Chan worries that the government could be forced to consume its fiscal reserves if there is no improvement in the global economy. To ensure the long term health of its financial position, the government should reconsider reviewing the exisiting tax regime and exploring new revenue sources, she believes. The government forecasts a surplus of HKD16.8 billion for 2019/20, which includes a Housing Reserve of HKD20.6 billion for the same fiscal year. In other words, it would be facing a deficit without the Housing Reserve.
"It is also important for the government to take more concrete steps to drive technology development, support Hong Kong in seizing new opportunities in the Greater Bay Area and strengthen our competitiveness to thrive in Asian markets."
Deloitte welcomes the government's determination to invest in innovation and technology, which are pivotal to driving Hong Kong's economic diversification and raising its competitiveness to seize opportunities in the digital era. The government has set aside HKD16 billion for universities to enhance campus facilities, particularly for research and development. It will also inject HKD20 billion into the Research Endowment Fund of the Research Grants Council under the University Grants Committee to provide research funding.
The government continues to strive to address the long term, thorny problem of housing in Hong Kong. It will set aside HKD22 billion to implement the first batch of government projects under the "single site, multiple use" initiative. Separately, it will allocate another HKD2 billion to support NGOs' construction of transitional housing.

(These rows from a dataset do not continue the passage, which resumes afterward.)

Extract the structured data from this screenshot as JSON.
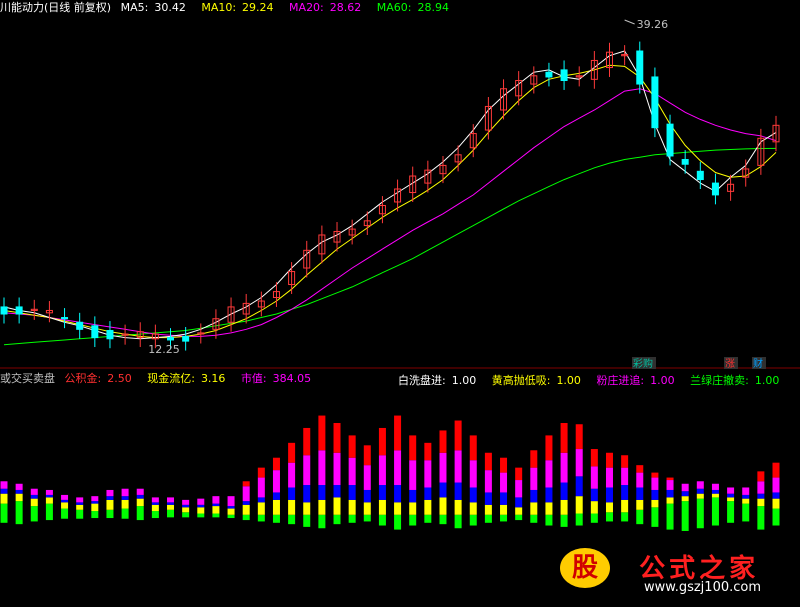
{
  "window": {
    "title": "川能动力(日线 前复权)"
  },
  "price_panel": {
    "legend": [
      {
        "label": "MA5:",
        "value": "30.42",
        "color": "#ffffff"
      },
      {
        "label": "MA10:",
        "value": "29.24",
        "color": "#ffff00"
      },
      {
        "label": "MA20:",
        "value": "28.62",
        "color": "#ff00ff"
      },
      {
        "label": "MA60:",
        "value": "28.94",
        "color": "#00ff00"
      }
    ],
    "high_marker": "39.26",
    "low_marker": "12.25",
    "tags": [
      {
        "text": "彩购",
        "color": "#00c0a0",
        "bg": "#303030"
      },
      {
        "text": "涨",
        "color": "#ff3030",
        "bg": "#303030"
      },
      {
        "text": "财",
        "color": "#00a0ff",
        "bg": "#303030"
      }
    ]
  },
  "indicator_panel": {
    "name": "或交买卖盘",
    "legend_left": [
      {
        "label": "公积金:",
        "value": "2.50",
        "color": "#ff3030"
      },
      {
        "label": "现金流亿:",
        "value": "3.16",
        "color": "#ffff00"
      },
      {
        "label": "市值:",
        "value": "384.05",
        "color": "#ff00ff"
      }
    ],
    "legend_right": [
      {
        "label": "白洗盘进:",
        "value": "1.00",
        "color": "#ffffff"
      },
      {
        "label": "黄高抛低吸:",
        "value": "1.00",
        "color": "#ffff00"
      },
      {
        "label": "粉庄进追:",
        "value": "1.00",
        "color": "#ff00ff"
      },
      {
        "label": "兰绿庄撤卖:",
        "value": "1.00",
        "color": "#00ff00"
      }
    ]
  },
  "watermark": {
    "logo_char": "股",
    "brand": "公式之家",
    "url": "www.gszj100.com"
  },
  "colors": {
    "up": "#ff3a3a",
    "down": "#00ffff",
    "ma5": "#ffffff",
    "ma10": "#ffff00",
    "ma20": "#ff00ff",
    "ma60": "#00ff00",
    "red": "#ff0000",
    "magenta": "#ff00ff",
    "yellow": "#ffff00",
    "blue": "#0000ff",
    "green": "#00ff00",
    "white": "#ffffff"
  },
  "chart_data": [
    {
      "type": "candlestick",
      "ylim": [
        11,
        40
      ],
      "ma5": [
        15.5,
        15.2,
        15.0,
        14.6,
        14.2,
        13.9,
        13.5,
        13.1,
        12.9,
        12.8,
        12.9,
        13.0,
        13.2,
        13.6,
        14.2,
        14.9,
        15.5,
        16.3,
        17.4,
        18.8,
        20.0,
        21.0,
        21.6,
        22.4,
        23.4,
        24.4,
        25.2,
        26.0,
        26.8,
        27.8,
        29.0,
        30.5,
        32.2,
        33.4,
        34.4,
        35.4,
        35.6,
        35.0,
        34.8,
        35.8,
        36.8,
        37.2,
        35.0,
        31.0,
        28.0,
        27.0,
        26.0,
        25.3,
        26.5,
        27.5,
        29.5,
        30.3
      ],
      "ma10": [
        15.2,
        15.0,
        14.8,
        14.6,
        14.3,
        14.0,
        13.7,
        13.4,
        13.2,
        13.0,
        12.9,
        12.9,
        13.0,
        13.2,
        13.5,
        14.0,
        14.5,
        15.2,
        16.0,
        17.0,
        18.2,
        19.3,
        20.4,
        21.3,
        22.2,
        23.1,
        23.9,
        24.6,
        25.4,
        26.3,
        27.5,
        28.8,
        30.3,
        31.7,
        33.0,
        34.1,
        34.8,
        35.1,
        35.3,
        35.6,
        36.0,
        35.9,
        35.0,
        33.2,
        31.0,
        29.2,
        27.9,
        26.9,
        26.5,
        26.6,
        27.4,
        28.6
      ],
      "ma20": [
        15.0,
        14.9,
        14.8,
        14.6,
        14.4,
        14.2,
        14.0,
        13.8,
        13.6,
        13.4,
        13.2,
        13.1,
        13.0,
        13.0,
        13.1,
        13.3,
        13.6,
        14.0,
        14.6,
        15.3,
        16.1,
        17.0,
        17.9,
        18.8,
        19.6,
        20.4,
        21.2,
        22.0,
        22.7,
        23.4,
        24.2,
        25.0,
        26.0,
        27.0,
        28.0,
        29.0,
        29.9,
        30.8,
        31.5,
        32.2,
        33.0,
        33.8,
        34.0,
        33.6,
        32.8,
        32.0,
        31.4,
        30.9,
        30.5,
        30.2,
        30.0,
        29.6
      ],
      "ma60": [
        12.3,
        12.4,
        12.5,
        12.6,
        12.7,
        12.8,
        12.9,
        13.0,
        13.1,
        13.2,
        13.3,
        13.4,
        13.5,
        13.7,
        13.9,
        14.1,
        14.3,
        14.6,
        14.9,
        15.3,
        15.7,
        16.2,
        16.7,
        17.2,
        17.8,
        18.4,
        19.0,
        19.6,
        20.3,
        21.0,
        21.7,
        22.4,
        23.1,
        23.8,
        24.5,
        25.1,
        25.7,
        26.3,
        26.8,
        27.3,
        27.7,
        28.0,
        28.2,
        28.4,
        28.5,
        28.6,
        28.7,
        28.8,
        28.85,
        28.9,
        28.93,
        28.94
      ]
    },
    {
      "type": "bar",
      "stacked": true,
      "ylim": [
        -100,
        100
      ],
      "series": [
        {
          "color": "#00ff00",
          "values": [
            10,
            12,
            8,
            10,
            6,
            5,
            4,
            5,
            6,
            8,
            4,
            5,
            3,
            2,
            2,
            1,
            1,
            1,
            1,
            1,
            1,
            1,
            1,
            1,
            1,
            1,
            1,
            1,
            1,
            1,
            1,
            1,
            1,
            1,
            1,
            1,
            1,
            1,
            2,
            2,
            3,
            3,
            5,
            7,
            10,
            12,
            14,
            15,
            12,
            10,
            8,
            6
          ]
        },
        {
          "color": "#ffff00",
          "values": [
            8,
            6,
            6,
            5,
            5,
            4,
            6,
            8,
            7,
            6,
            5,
            4,
            4,
            5,
            6,
            5,
            8,
            10,
            12,
            12,
            10,
            12,
            14,
            12,
            10,
            12,
            10,
            10,
            12,
            14,
            12,
            10,
            8,
            8,
            6,
            10,
            10,
            12,
            14,
            10,
            8,
            10,
            8,
            6,
            5,
            4,
            4,
            3,
            3,
            4,
            6,
            8
          ]
        },
        {
          "color": "#0000ff",
          "values": [
            4,
            3,
            3,
            2,
            2,
            2,
            2,
            3,
            3,
            3,
            2,
            2,
            2,
            2,
            2,
            2,
            3,
            4,
            6,
            10,
            14,
            12,
            10,
            12,
            10,
            12,
            14,
            10,
            10,
            12,
            14,
            12,
            10,
            10,
            8,
            10,
            12,
            14,
            16,
            10,
            12,
            12,
            10,
            8,
            6,
            4,
            4,
            3,
            3,
            3,
            4,
            5
          ]
        },
        {
          "color": "#ff00ff",
          "values": [
            6,
            5,
            5,
            4,
            4,
            4,
            4,
            5,
            6,
            5,
            4,
            4,
            4,
            5,
            6,
            8,
            12,
            16,
            18,
            20,
            24,
            28,
            26,
            22,
            20,
            24,
            28,
            24,
            22,
            24,
            26,
            22,
            18,
            16,
            14,
            18,
            22,
            24,
            22,
            18,
            16,
            14,
            12,
            10,
            8,
            6,
            6,
            5,
            5,
            6,
            10,
            12
          ]
        },
        {
          "color": "#ff0000",
          "values": [
            0,
            0,
            0,
            0,
            0,
            0,
            0,
            0,
            0,
            0,
            0,
            0,
            0,
            0,
            0,
            0,
            4,
            8,
            10,
            16,
            22,
            28,
            24,
            18,
            16,
            22,
            28,
            20,
            14,
            18,
            24,
            20,
            14,
            12,
            10,
            14,
            20,
            24,
            20,
            14,
            12,
            10,
            6,
            4,
            2,
            0,
            0,
            0,
            0,
            0,
            8,
            12
          ]
        }
      ],
      "negative": [
        -10,
        -12,
        -8,
        -6,
        -4,
        -4,
        -3,
        -3,
        -4,
        -6,
        -3,
        -2,
        -2,
        -2,
        -2,
        -3,
        -6,
        -8,
        -10,
        -12,
        -16,
        -18,
        -12,
        -10,
        -8,
        -14,
        -20,
        -14,
        -10,
        -12,
        -18,
        -14,
        -10,
        -8,
        -6,
        -10,
        -14,
        -16,
        -14,
        -10,
        -8,
        -8,
        -12,
        -16,
        -20,
        -22,
        -18,
        -14,
        -10,
        -8,
        -20,
        -14
      ]
    }
  ]
}
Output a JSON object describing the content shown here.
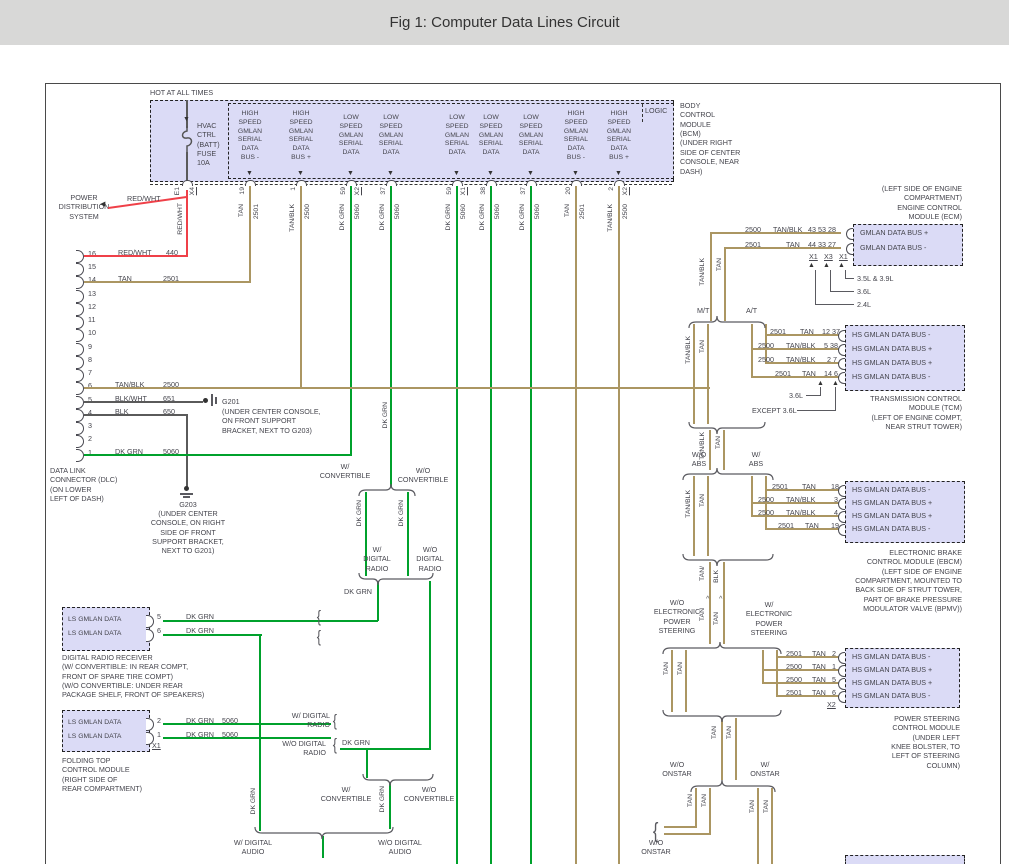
{
  "title": "Fig 1: Computer Data Lines Circuit",
  "header": {
    "hot": "HOT AT ALL TIMES",
    "logic": "LOGIC",
    "fuse": "HVAC\nCTRL\n(BATT)\nFUSE\n10A",
    "e1": "E1",
    "x4": "X4",
    "module": "BODY\nCONTROL\nMODULE\n(BCM)\n(UNDER RIGHT\nSIDE OF CENTER\nCONSOLE, NEAR\nDASH)"
  },
  "bcm_columns": [
    {
      "pin": "19",
      "wire": "TAN",
      "ckt": "2501",
      "label": "HIGH\nSPEED\nGMLAN\nSERIAL\nDATA\nBUS -"
    },
    {
      "pin": "1",
      "wire": "TAN/BLK",
      "ckt": "2500",
      "label": "HIGH\nSPEED\nGMLAN\nSERIAL\nDATA\nBUS +"
    },
    {
      "pin": "59",
      "conn": "X2",
      "wire": "DK GRN",
      "ckt": "5060",
      "label": "LOW\nSPEED\nGMLAN\nSERIAL\nDATA"
    },
    {
      "pin": "37",
      "wire": "DK GRN",
      "ckt": "5060",
      "label": "LOW\nSPEED\nGMLAN\nSERIAL\nDATA"
    },
    {
      "pin": "59",
      "conn": "X1",
      "wire": "DK GRN",
      "ckt": "5060",
      "label": "LOW\nSPEED\nGMLAN\nSERIAL\nDATA"
    },
    {
      "pin": "38",
      "wire": "DK GRN",
      "ckt": "5060",
      "label": "LOW\nSPEED\nGMLAN\nSERIAL\nDATA"
    },
    {
      "pin": "37",
      "wire": "DK GRN",
      "ckt": "5060",
      "label": "LOW\nSPEED\nGMLAN\nSERIAL\nDATA"
    },
    {
      "pin": "20",
      "wire": "TAN",
      "ckt": "2501",
      "label": "HIGH\nSPEED\nGMLAN\nSERIAL\nDATA\nBUS -"
    },
    {
      "pin": "2",
      "conn": "X2",
      "wire": "TAN/BLK",
      "ckt": "2500",
      "label": "HIGH\nSPEED\nGMLAN\nSERIAL\nDATA\nBUS +"
    }
  ],
  "power": {
    "label": "POWER\nDISTRIBUTION\nSYSTEM",
    "wire": "RED/WHT"
  },
  "dlc": {
    "pins": [
      "16",
      "15",
      "14",
      "13",
      "12",
      "11",
      "10",
      "9",
      "8",
      "7",
      "6",
      "5",
      "4",
      "3",
      "2",
      "1"
    ],
    "r16": {
      "w": "RED/WHT",
      "c": "440"
    },
    "r14": {
      "w": "TAN",
      "c": "2501"
    },
    "r6": {
      "w": "TAN/BLK",
      "c": "2500"
    },
    "r5": {
      "w": "BLK/WHT",
      "c": "651"
    },
    "r4": {
      "w": "BLK",
      "c": "650"
    },
    "r1": {
      "w": "DK GRN",
      "c": "5060"
    },
    "name": "DATA LINK\nCONNECTOR (DLC)\n(ON LOWER\nLEFT OF DASH)"
  },
  "grounds": {
    "g201": "G201",
    "g201_loc": "(UNDER CENTER CONSOLE,\nON FRONT SUPPORT\nBRACKET, NEXT TO G203)",
    "g203": "G203",
    "g203_loc": "(UNDER CENTER\nCONSOLE, ON RIGHT\nSIDE OF FRONT\nSUPPORT BRACKET,\nNEXT TO G201)"
  },
  "ecm": {
    "title": "(LEFT SIDE OF ENGINE\nCOMPARTMENT)\nENGINE CONTROL\nMODULE (ECM)",
    "rows": [
      {
        "c": "2500",
        "w": "TAN/BLK",
        "p": "43 53 28",
        "bus": "GMLAN DATA BUS +"
      },
      {
        "c": "2501",
        "w": "TAN",
        "p": "44 33 27",
        "bus": "GMLAN DATA BUS -"
      }
    ],
    "conns": [
      "X1",
      "X3",
      "X1"
    ],
    "engines": [
      "3.5L & 3.9L",
      "3.6L",
      "2.4L"
    ]
  },
  "tcm": {
    "mt": "M/T",
    "at": "A/T",
    "rows": [
      {
        "c": "2501",
        "w": "TAN",
        "p": "12 37",
        "bus": "HS GMLAN DATA BUS -"
      },
      {
        "c": "2500",
        "w": "TAN/BLK",
        "p": "5 38",
        "bus": "HS GMLAN DATA BUS +"
      },
      {
        "c": "2500",
        "w": "TAN/BLK",
        "p": "2 7",
        "bus": "HS GMLAN DATA BUS +"
      },
      {
        "c": "2501",
        "w": "TAN",
        "p": "14 6",
        "bus": "HS GMLAN DATA BUS -"
      }
    ],
    "eng1": "3.6L",
    "eng2": "EXCEPT 3.6L",
    "title": "TRANSMISSION CONTROL\nMODULE (TCM)\n(LEFT OF ENGINE COMPT,\nNEAR STRUT TOWER)"
  },
  "ebcm": {
    "wo": "W/O\nABS",
    "w": "W/\nABS",
    "rows": [
      {
        "c": "2501",
        "w": "TAN",
        "p": "18",
        "bus": "HS GMLAN DATA BUS -"
      },
      {
        "c": "2500",
        "w": "TAN/BLK",
        "p": "3",
        "bus": "HS GMLAN DATA BUS +"
      },
      {
        "c": "2500",
        "w": "TAN/BLK",
        "p": "4",
        "bus": "HS GMLAN DATA BUS +"
      },
      {
        "c": "2501",
        "w": "TAN",
        "p": "19",
        "bus": "HS GMLAN DATA BUS -"
      }
    ],
    "title": "ELECTRONIC BRAKE\nCONTROL MODULE (EBCM)\n(LEFT SIDE OF ENGINE\nCOMPARTMENT, MOUNTED TO\nBACK SIDE OF STRUT TOWER,\nPART OF BRAKE PRESSURE\nMODULATOR VALVE (BPMV))"
  },
  "pscm": {
    "wo": "W/O\nELECTRONIC\nPOWER\nSTEERING",
    "w": "W/\nELECTRONIC\nPOWER\nSTEERING",
    "rows": [
      {
        "c": "2501",
        "w": "TAN",
        "p": "2",
        "bus": "HS GMLAN DATA BUS -"
      },
      {
        "c": "2500",
        "w": "TAN",
        "p": "1",
        "bus": "HS GMLAN DATA BUS +"
      },
      {
        "c": "2500",
        "w": "TAN",
        "p": "5",
        "bus": "HS GMLAN DATA BUS +"
      },
      {
        "c": "2501",
        "w": "TAN",
        "p": "6",
        "bus": "HS GMLAN DATA BUS -"
      }
    ],
    "conn": "X2",
    "title": "POWER STEERING\nCONTROL MODULE\n(UNDER LEFT\nKNEE BOLSTER, TO\nLEFT OF STEERING\nCOLUMN)"
  },
  "onstar": {
    "wo": "W/O\nONSTAR",
    "w": "W/\nONSTAR",
    "wo2": "W/O\nONSTAR"
  },
  "options": {
    "w_conv": "W/\nCONVERTIBLE",
    "wo_conv": "W/O\nCONVERTIBLE",
    "w_radio": "W/\nDIGITAL\nRADIO",
    "wo_radio": "W/O\nDIGITAL\nRADIO",
    "w_radio2": "W/ DIGITAL\nRADIO",
    "wo_radio2": "W/O DIGITAL\nRADIO",
    "w_conv2": "W/\nCONVERTIBLE",
    "wo_conv2": "W/O\nCONVERTIBLE",
    "w_audio": "W/ DIGITAL\nAUDIO",
    "wo_audio": "W/O DIGITAL\nAUDIO"
  },
  "receiver": {
    "row1": "LS GMLAN DATA",
    "row2": "LS GMLAN DATA",
    "pin1": "5",
    "pin2": "6",
    "name": "DIGITAL RADIO RECEIVER\n(W/ CONVERTIBLE: IN REAR COMPT,\nFRONT OF SPARE TIRE COMPT)\n(W/O CONVERTIBLE: UNDER REAR\nPACKAGE SHELF, FRONT OF SPEAKERS)"
  },
  "folding": {
    "row1": "LS GMLAN DATA",
    "row2": "LS GMLAN DATA",
    "pin1": "2",
    "pin2": "1",
    "conn": "X1",
    "name": "FOLDING TOP\nCONTROL MODULE\n(RIGHT SIDE OF\nREAR COMPARTMENT)"
  },
  "wire_labels": {
    "tan": "TAN",
    "tanblk": "TAN/BLK",
    "tansp1": "TAN/",
    "tansp2": "BLK",
    "dkgrn": "DK GRN",
    "redwht": "RED/WHT",
    "c2500": "2500",
    "c2501": "2501",
    "c5060": "5060"
  },
  "colors": {
    "tan": "#ab9662",
    "green": "#00a12c",
    "red": "#ef4048",
    "black": "#5a5a5a",
    "module_fill": "#dbdbf6",
    "titlebar": "#d8d8d7"
  }
}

"There was a dearth of comprehensive housing measures. However, we should applaud the government for respecting the public's view that keeping the Housing Reserve outside fiscal reserves may not fully reflect its financial position. The Financial Secretary agreed to bring the Housing Reserve back into fiscal reserves, and earmarked the same amount in fiscal reserves for public housing development to demonstrate the Government's commitment, " concludes Deloitte China Tax Director Alfred Chan.